We are more microbe than human. James Gallagher explores how our second genome, the diverse array of microbes that live on and in our bodies, is driving our metabolism and health.
Are we on the cusp of a new approach to healthy living and treating disease? BBC Health and Science correspondent James Gallagher explores the latest research into how our second genome, the vast and diverse array of microbes that live on and in our bodies, is driving our metabolism and our health.
Recent DNA analysis by the Human Microbiome Project detailed the vast and diverse array of microbes in and on our body - bacteria, archaea, fungi and viruses.

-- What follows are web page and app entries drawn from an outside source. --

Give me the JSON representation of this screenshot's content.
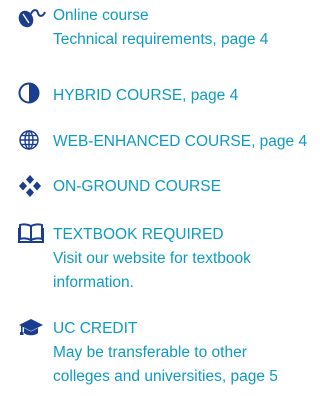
{
  "colors": {
    "text": "#0f9bbf",
    "icon": "#1a3d8f"
  },
  "items": [
    {
      "icon": "mouse-icon",
      "lines": [
        "Online course",
        "Technical requirements, page 4"
      ]
    },
    {
      "icon": "half-circle-icon",
      "lines": [
        "HYBRID COURSE, page 4"
      ]
    },
    {
      "icon": "globe-icon",
      "lines": [
        "WEB-ENHANCED COURSE, page 4"
      ]
    },
    {
      "icon": "four-diamonds-icon",
      "lines": [
        "ON-GROUND COURSE"
      ]
    },
    {
      "icon": "open-book-icon",
      "lines": [
        "TEXTBOOK REQUIRED",
        "Visit our website for textbook",
        "information."
      ]
    },
    {
      "icon": "graduation-cap-icon",
      "lines": [
        "UC CREDIT",
        "May be transferable to other",
        "colleges and universities, page 5"
      ]
    }
  ]
}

It has been described as our second genome - a source of huge genetic diversity, a modifier of disease, an essential component of immunity, and an "organ" that influences not just our metabolism but also our mental health. Unlike the human genome which is fixed at birth, this "second genome" can be manipulated in many ways.
Researchers have suggested that our gut microbiome has a major role in the development of chronic conditions such as obesity, inflammatory bowel disease and asthma. Now the work has moved onto detailed analysis of the microbes in people with specific problems and measures to change the microbiome.
In this major three-part series, James Gallagher investigates the key research shaping our ability not just to read our microbiome and look at predispositions, but to change it for the better. From the ability to manipulate it to stem chronic disease, to the role it plays in determining our health from birth, to its surprising influence on our brain and behaviour - should we now think of ourselves not as self-sufficient organisms, but as complex ecosystems colonized by numerous competing and health-giving microbes?
Picture: Probiotic bacteria Lactobacillus, Credit: Dr Microbe/Getty Images
Producer: Adrian Washbourne
You are at the first episode
- Mon 25 Jun 2018 19:32GMT
- Tue 26 Jun 2018 04:32GMT
- Tue 26 Jun 2018 06:32GMT
- Tue 26 Jun 2018 10:32GMT
- Tue 26 Jun 2018 14:32GMT
- Sun 1 Jul 2018 01:32GMT
- Mon 2 Jul 2018 00:32GMT